Sydney: Aussie GCs cite risk management as main concern
The research found that in-house lawyers are feeling the heat between the need to execute business strategy and the financial and reputational damage which can occur if legal risk is not managed effectively.
The findings come in a survey of 350 Australian corporate counsel in more than 200 organisations, carried out by law firm King & Wood Mallesons (KWM).
Around 20 per cent of survey respondents admitted not having a specific anti-bribery and corruption policy despite this being a hot topic for Australian companies which have faced a raft of high profile investigations, reports Lawyers Weekly.
Regulatory compliance was also a bugbear for legal departments with counsel frustrated by the slow pace of harmonisation of federal/state and territory laws and reduction of red tape.
Concerns around billing continue with two in three companies complaining about current fee arrangements with their external law firms.
Meanwhile, more than one in three expected to grow their teams in the next three years with strongest growth expected in real estate, construction and infrastructure and industrials as well as consumer and health sectors.
The effects of globalisation on corporate counsel were the stand out findings of the report, according to KWM partners Jason Watts and Joe Muraca, who drafted the report.
‘Global economic developments and market conditions are having a direct impact on the in-house legal team and the role it plays.
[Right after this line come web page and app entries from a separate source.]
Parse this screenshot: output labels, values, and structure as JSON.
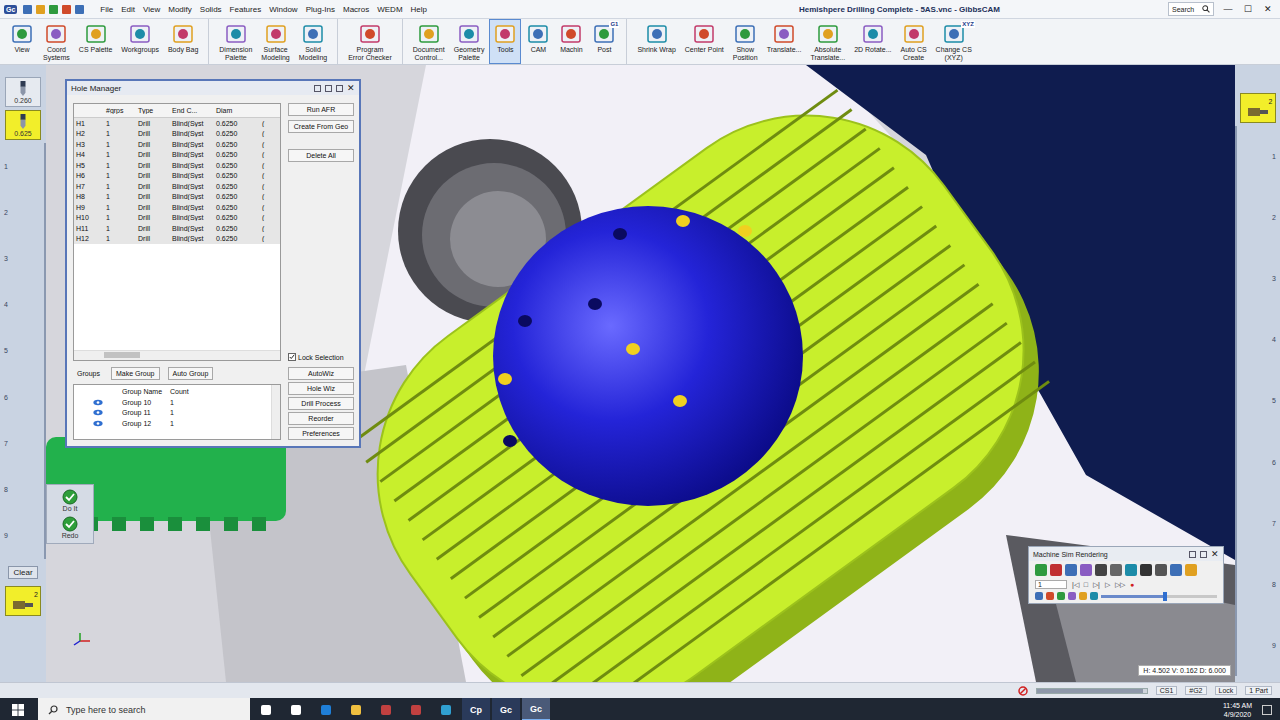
{
  "window": {
    "title": "Hemishpere Drilling Complete - 5AS.vnc - GibbsCAM",
    "app_badge": "Gc",
    "search_placeholder": "Search",
    "controls": [
      "—",
      "☐",
      "✕"
    ]
  },
  "menu": [
    "File",
    "Edit",
    "View",
    "Modify",
    "Solids",
    "Features",
    "Window",
    "Plug-Ins",
    "Macros",
    "WEDM",
    "Help"
  ],
  "toolbar": [
    {
      "items": [
        {
          "lines": [
            "View"
          ],
          "selected": false
        },
        {
          "lines": [
            "Coord",
            "Systems"
          ],
          "selected": false
        },
        {
          "lines": [
            "CS Palette"
          ],
          "selected": false
        },
        {
          "lines": [
            "Workgroups"
          ],
          "selected": false
        },
        {
          "lines": [
            "Body Bag"
          ],
          "selected": false
        }
      ]
    },
    {
      "items": [
        {
          "lines": [
            "Dimension",
            "Palette"
          ],
          "selected": false
        },
        {
          "lines": [
            "Surface",
            "Modeling"
          ],
          "selected": false
        },
        {
          "lines": [
            "Solid",
            "Modeling"
          ],
          "selected": false
        }
      ]
    },
    {
      "items": [
        {
          "lines": [
            "Program",
            "Error Checker"
          ],
          "selected": false
        }
      ]
    },
    {
      "items": [
        {
          "lines": [
            "Document",
            "Control..."
          ],
          "selected": false
        },
        {
          "lines": [
            "Geometry",
            "Palette"
          ],
          "selected": false
        },
        {
          "lines": [
            "Tools"
          ],
          "selected": true
        },
        {
          "lines": [
            "CAM"
          ],
          "selected": false
        },
        {
          "lines": [
            "Machin"
          ],
          "selected": false
        },
        {
          "lines": [
            "Post"
          ],
          "selected": false,
          "badge": "G1"
        }
      ]
    },
    {
      "items": [
        {
          "lines": [
            "Shrink Wrap"
          ],
          "selected": false
        },
        {
          "lines": [
            "Center Point"
          ],
          "selected": false
        },
        {
          "lines": [
            "Show",
            "Position"
          ],
          "selected": false
        },
        {
          "lines": [
            "Translate..."
          ],
          "selected": false
        },
        {
          "lines": [
            "Absolute",
            "Translate..."
          ],
          "selected": false
        },
        {
          "lines": [
            "2D Rotate..."
          ],
          "selected": false
        },
        {
          "lines": [
            "Auto CS",
            "Create"
          ],
          "selected": false
        },
        {
          "lines": [
            "Change CS",
            "(XYZ)"
          ],
          "selected": false,
          "badge": "XYZ"
        }
      ]
    }
  ],
  "left_strip": {
    "tools": [
      {
        "size": "0.260",
        "selected": false
      },
      {
        "size": "0.625",
        "selected": true
      }
    ],
    "ruler": [
      "1",
      "2",
      "3",
      "4",
      "5",
      "6",
      "7",
      "8",
      "9"
    ],
    "clear": "Clear",
    "current_tool": "2"
  },
  "actions": [
    {
      "label": "Do It"
    },
    {
      "label": "Redo"
    }
  ],
  "right_strip": {
    "current_tool": "2",
    "ruler": [
      "1",
      "2",
      "3",
      "4",
      "5",
      "6",
      "7",
      "8",
      "9"
    ]
  },
  "viewport": {
    "readout": "H: 4.502 V: 0.162 D: 6.000"
  },
  "hole_manager": {
    "title": "Hole Manager",
    "close": "✕",
    "columns": [
      "",
      "#grps",
      "Type",
      "End C...",
      "Diam",
      ""
    ],
    "rows": [
      {
        "cells": [
          "H1",
          "1",
          "Drill",
          "Blind(Syst",
          "0.6250",
          "("
        ],
        "selected": true
      },
      {
        "cells": [
          "H2",
          "1",
          "Drill",
          "Blind(Syst",
          "0.6250",
          "("
        ],
        "selected": true
      },
      {
        "cells": [
          "H3",
          "1",
          "Drill",
          "Blind(Syst",
          "0.6250",
          "("
        ],
        "selected": true
      },
      {
        "cells": [
          "H4",
          "1",
          "Drill",
          "Blind(Syst",
          "0.6250",
          "("
        ],
        "selected": true
      },
      {
        "cells": [
          "H5",
          "1",
          "Drill",
          "Blind(Syst",
          "0.6250",
          "("
        ],
        "selected": true
      },
      {
        "cells": [
          "H6",
          "1",
          "Drill",
          "Blind(Syst",
          "0.6250",
          "("
        ],
        "selected": true
      },
      {
        "cells": [
          "H7",
          "1",
          "Drill",
          "Blind(Syst",
          "0.6250",
          "("
        ],
        "selected": true
      },
      {
        "cells": [
          "H8",
          "1",
          "Drill",
          "Blind(Syst",
          "0.6250",
          "("
        ],
        "selected": true
      },
      {
        "cells": [
          "H9",
          "1",
          "Drill",
          "Blind(Syst",
          "0.6250",
          "("
        ],
        "selected": true
      },
      {
        "cells": [
          "H10",
          "1",
          "Drill",
          "Blind(Syst",
          "0.6250",
          "("
        ],
        "selected": true
      },
      {
        "cells": [
          "H11",
          "1",
          "Drill",
          "Blind(Syst",
          "0.6250",
          "("
        ],
        "selected": true
      },
      {
        "cells": [
          "H12",
          "1",
          "Drill",
          "Blind(Syst",
          "0.6250",
          "("
        ],
        "selected": true
      }
    ],
    "buttons": [
      "Run AFR",
      "Create From Geo",
      "Delete All"
    ],
    "lock_selection": {
      "label": "Lock Selection",
      "checked": true
    },
    "groups_label": "Groups",
    "group_buttons": [
      "Make Group",
      "Auto Group"
    ],
    "group_columns": [
      "Group Name",
      "Count"
    ],
    "groups": [
      {
        "name": "Group 10",
        "count": "1",
        "visible": true
      },
      {
        "name": "Group 11",
        "count": "1",
        "visible": true
      },
      {
        "name": "Group 12",
        "count": "1",
        "visible": true
      }
    ],
    "wizard_buttons": [
      "AutoWiz",
      "Hole Wiz",
      "Drill Process",
      "Reorder",
      "Preferences"
    ]
  },
  "machine_sim": {
    "title": "Machine Sim Rendering",
    "close": "✕",
    "frame": "1",
    "controls": [
      "|◁",
      "□",
      "▷|",
      "▷",
      "▷▷",
      "●"
    ],
    "level": 0.55
  },
  "status_bar": {
    "level": 0.97,
    "items": [
      "CS1",
      "#G2",
      "Lock",
      "1 Part"
    ]
  },
  "taskbar": {
    "search_placeholder": "Type here to search",
    "apps": [
      {
        "label": "Cp",
        "active": false
      },
      {
        "label": "Gc",
        "active": false
      },
      {
        "label": "Gc",
        "active": true
      }
    ],
    "time": "11:45 AM",
    "date": "4/9/2020"
  }
}
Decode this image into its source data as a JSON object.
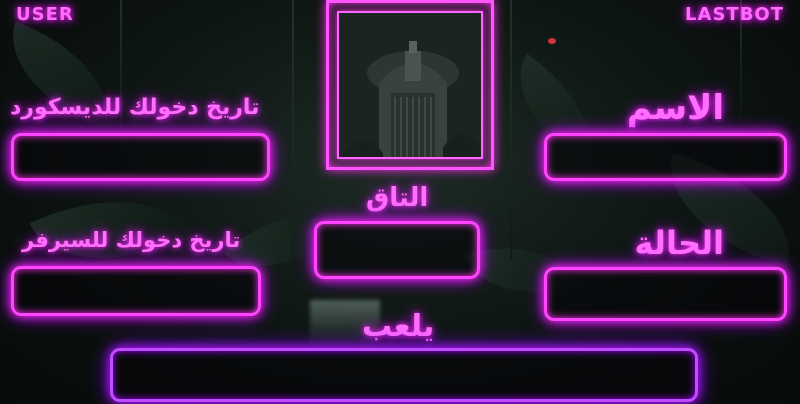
{
  "header": {
    "left_label": "USER",
    "right_label": "LASTBOT"
  },
  "fields": {
    "name": {
      "label": "الاسم",
      "value": ""
    },
    "discord_join": {
      "label": "تاريخ دخولك للديسكورد",
      "value": ""
    },
    "tag": {
      "label": "التاق",
      "value": ""
    },
    "status": {
      "label": "الحالة",
      "value": ""
    },
    "server_join": {
      "label": "تاريخ دخولك للسيرفر",
      "value": ""
    },
    "playing": {
      "label": "يلعب",
      "value": ""
    }
  },
  "avatar": {
    "icon": "temple-avatar-icon"
  },
  "colors": {
    "neon_pink": "#ff44ff",
    "neon_violet": "#c04cff",
    "glow": "#ff2df0"
  }
}
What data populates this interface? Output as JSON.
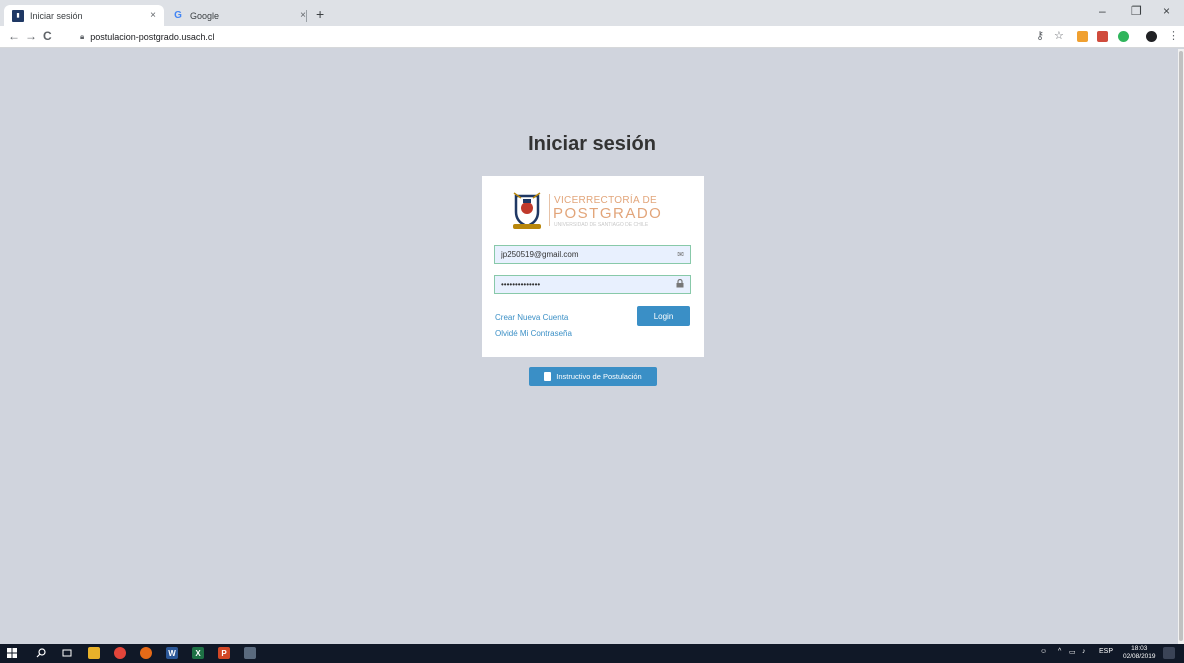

In-house teams are charged with managing the significant challenges and opportunities arising out of the European crisis, the US downturn and the rise of Asia,’ said Mr Watts.
The report also found that a fly-in, fly-out approach to business was no longer appropriate as meaningful, individual relationships are now key to completing deals.
‘The impact of Australian companies adopting global expansion strategies and engaging in offshore activity has created a new dynamic in the legal services market, with direct impact on the relationship between in-house counsel and the law firms they choose to partner with,’ said Mr Muraca.
The firm produced the report in partnership with four general counsels: Cathie Armour (Macquarie Capital), Andrew Clarke (Origin Energy), John Harrison (GE Australia and New Zealand) and Carmel Mulhern (Telstra Corporation).